Hollywood may have contributed to the erroneous belief that you can leave your inheritance to your beloved cat or dog if you have no other heirs. However, real life is not as simple for our furry friends. You may consider your pets to be members of your family, but the law does not see it that way. Fortunately, at the Law Offices of Frye & Vazquez, P.L., we know how you and other Florida pet owners can include pets in your estate planning and make sure their needs are taken care of if they outlive you.
We have brought up the topic of pet trusts previously in this blog. As you know, you can designate someone to take over as caregiver to your animals. Pet trusts can be as customized as you need, points out the American Society for the Prevention of Cruelty to Animals. You might consider adding the following points to your pet trust, which could ensure your pet's emotional as well as physical well-being:
- The walking or playtime schedules your dog enjoys, as well as his favorite toys and treats
- Instructions on how to cook homemade cat or dog food with fresh ingredients
- Your wishes on how to care for your pet when he or she reaches old age, as well as compassionate euthanasia preferences
- Not only your first choice as your pet's caregiver, but a second and third choice if the first choice is unwilling or unable to take on the responsibility
- A monetary reward for caring for your pets, which you may want to keep a "surprise" until the caregiver agrees, to ensure nobody is solely driven by the prospect of a financial reward

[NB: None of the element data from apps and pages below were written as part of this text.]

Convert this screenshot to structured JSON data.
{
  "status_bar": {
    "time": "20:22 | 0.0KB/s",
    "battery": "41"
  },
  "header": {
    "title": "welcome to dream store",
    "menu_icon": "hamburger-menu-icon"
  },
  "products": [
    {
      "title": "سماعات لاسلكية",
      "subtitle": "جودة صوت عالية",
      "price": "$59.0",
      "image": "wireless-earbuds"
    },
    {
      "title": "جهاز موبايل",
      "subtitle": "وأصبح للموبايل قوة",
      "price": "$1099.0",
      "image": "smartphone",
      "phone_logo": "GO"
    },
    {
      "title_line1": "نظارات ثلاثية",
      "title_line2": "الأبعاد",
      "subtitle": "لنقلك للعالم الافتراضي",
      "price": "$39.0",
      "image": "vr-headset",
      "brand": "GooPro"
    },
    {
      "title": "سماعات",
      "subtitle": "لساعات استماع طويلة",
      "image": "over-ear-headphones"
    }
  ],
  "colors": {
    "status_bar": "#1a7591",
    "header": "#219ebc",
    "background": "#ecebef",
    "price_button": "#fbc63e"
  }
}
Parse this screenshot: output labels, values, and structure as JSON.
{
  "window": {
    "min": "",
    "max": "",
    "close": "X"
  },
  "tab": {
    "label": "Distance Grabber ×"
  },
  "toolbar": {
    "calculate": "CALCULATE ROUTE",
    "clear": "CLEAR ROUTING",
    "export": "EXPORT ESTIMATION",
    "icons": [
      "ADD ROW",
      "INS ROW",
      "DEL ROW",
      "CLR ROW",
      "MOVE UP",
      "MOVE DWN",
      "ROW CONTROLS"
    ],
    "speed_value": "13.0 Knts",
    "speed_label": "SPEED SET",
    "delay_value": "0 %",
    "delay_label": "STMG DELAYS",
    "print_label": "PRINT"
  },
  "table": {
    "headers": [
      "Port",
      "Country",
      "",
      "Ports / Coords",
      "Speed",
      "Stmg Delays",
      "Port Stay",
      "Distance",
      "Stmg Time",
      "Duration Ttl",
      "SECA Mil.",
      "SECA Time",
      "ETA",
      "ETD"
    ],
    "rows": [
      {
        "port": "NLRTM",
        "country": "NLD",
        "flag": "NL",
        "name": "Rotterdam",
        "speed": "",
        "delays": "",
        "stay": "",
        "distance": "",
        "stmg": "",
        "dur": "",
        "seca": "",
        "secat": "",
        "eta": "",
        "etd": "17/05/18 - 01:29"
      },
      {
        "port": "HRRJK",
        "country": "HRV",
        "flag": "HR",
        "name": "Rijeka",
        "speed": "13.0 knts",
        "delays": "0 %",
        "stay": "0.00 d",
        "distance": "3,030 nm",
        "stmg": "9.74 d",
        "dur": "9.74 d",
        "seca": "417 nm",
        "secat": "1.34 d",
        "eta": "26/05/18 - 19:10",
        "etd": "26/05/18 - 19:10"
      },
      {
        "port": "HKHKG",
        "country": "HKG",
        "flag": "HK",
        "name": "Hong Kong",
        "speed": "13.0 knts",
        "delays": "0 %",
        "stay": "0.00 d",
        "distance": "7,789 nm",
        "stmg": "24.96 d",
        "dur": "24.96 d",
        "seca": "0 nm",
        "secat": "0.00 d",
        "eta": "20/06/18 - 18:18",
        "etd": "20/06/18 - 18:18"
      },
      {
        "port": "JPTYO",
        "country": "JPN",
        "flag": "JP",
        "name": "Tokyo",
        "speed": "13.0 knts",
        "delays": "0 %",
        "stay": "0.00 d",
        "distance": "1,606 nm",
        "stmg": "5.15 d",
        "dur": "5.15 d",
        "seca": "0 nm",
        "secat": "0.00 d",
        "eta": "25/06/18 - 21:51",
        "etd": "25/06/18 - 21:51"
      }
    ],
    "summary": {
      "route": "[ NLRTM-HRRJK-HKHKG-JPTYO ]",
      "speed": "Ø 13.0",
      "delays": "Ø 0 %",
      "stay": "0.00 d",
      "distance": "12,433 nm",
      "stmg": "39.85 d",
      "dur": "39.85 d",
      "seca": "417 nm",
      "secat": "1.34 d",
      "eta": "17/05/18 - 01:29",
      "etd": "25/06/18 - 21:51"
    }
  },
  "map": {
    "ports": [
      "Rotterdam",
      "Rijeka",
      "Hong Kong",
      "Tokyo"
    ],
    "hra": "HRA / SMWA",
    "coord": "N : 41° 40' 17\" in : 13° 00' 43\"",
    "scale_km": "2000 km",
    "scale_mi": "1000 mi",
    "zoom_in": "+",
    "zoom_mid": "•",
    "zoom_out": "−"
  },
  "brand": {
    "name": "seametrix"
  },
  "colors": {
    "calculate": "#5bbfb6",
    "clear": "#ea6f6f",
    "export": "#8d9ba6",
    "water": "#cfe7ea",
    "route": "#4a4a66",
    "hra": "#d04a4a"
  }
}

These options are only a few that you may consider when setting up a trust for your beloved animals. Our page explains more about your different estate planning options.